If Janet Yellen becomes Treasury Secretary, she would make history again

While the next U.S. Treasury Secretary may make history as the first female to hold the role, she is a familiar face to the financial markets and welcome by progressives.

Former Fed Chair Janet Yellen is emerging as a frontrunner on Biden’s short of list of potential picks which is among the most diversified in history with women and African Americans including; former Federal Reserve Vice Chair Roger Ferguson, Federal Reserve Bank of Atlanta President and CEO Raphael Bostic, Federal Reserve Gov. Lael Brainard, as well as Massachusetts Senator Elizabeth Warren.

Progressives aligned with Warren have said they’d consider it a victory if Yellen were appointed.

Yellen has a long history of serving under Democratic administrations. She became the first woman to head the central bank after she was appointed by former President Barack Obama helping guide the U.S. economy in its recovery from the 2008 financial crisis.

That experience would serve her well in 2021 as she would be inheriting a fragile economy and elevated unemployment hammered by the COVID-19 pandemic.

U.S. Treasury Secretary Steven Mnuchin, along with Fed Chair Powell, have injected some of the most inventive fiscal policies in history into the economy in efforts to stabilize a potential collapse including one-time $1,200 stimulus checks for most Americans as part of the CARES Act, the PPP Loan program and interest rates cut to record lows last March when coronavirus first exploded in the U.S.

Yellen, who was succeeded by Powell, was also a lightning rod for a then campaigning Donald J. Trump who accused her of keeping interest rates low to help Obama. Trump also became a frequent and vocal critic of Powell for raising interest rates starting in March 2018.

Yellen also served as head of the Council of Economic Advisors [CEA] under former President Clinton.

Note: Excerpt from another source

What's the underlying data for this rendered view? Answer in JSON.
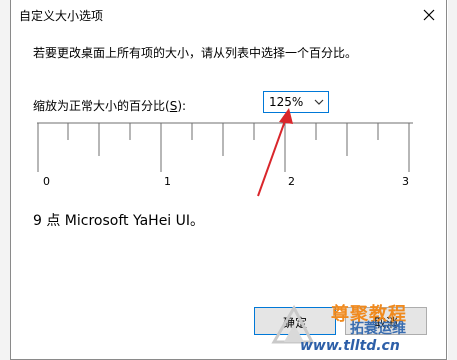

A Brooklyn native, Yellen earned a Ph.D. in economics from Yale in 1971 before rising through the ranks of academia. She served as president of the San Francisco Federal Reserve Bank beginning in 2004 through 2010; in 2010, she was appointed as vice-chair of the Fed’s board of governors in Washington.

Biden has said he will announce his pick before or around Thanksgiving. That individual will then need to be confirmed in the Senate by a 51 vote majority.

If Republicans hold their majority of 52 seats – Democrats with 48 members would need to swing 3 GOP senators to confirm Yellen and get all 48 of their members to back Yellen.

Mnuchin, on Friday, told CNBC he will work with his successor “if things get certified.”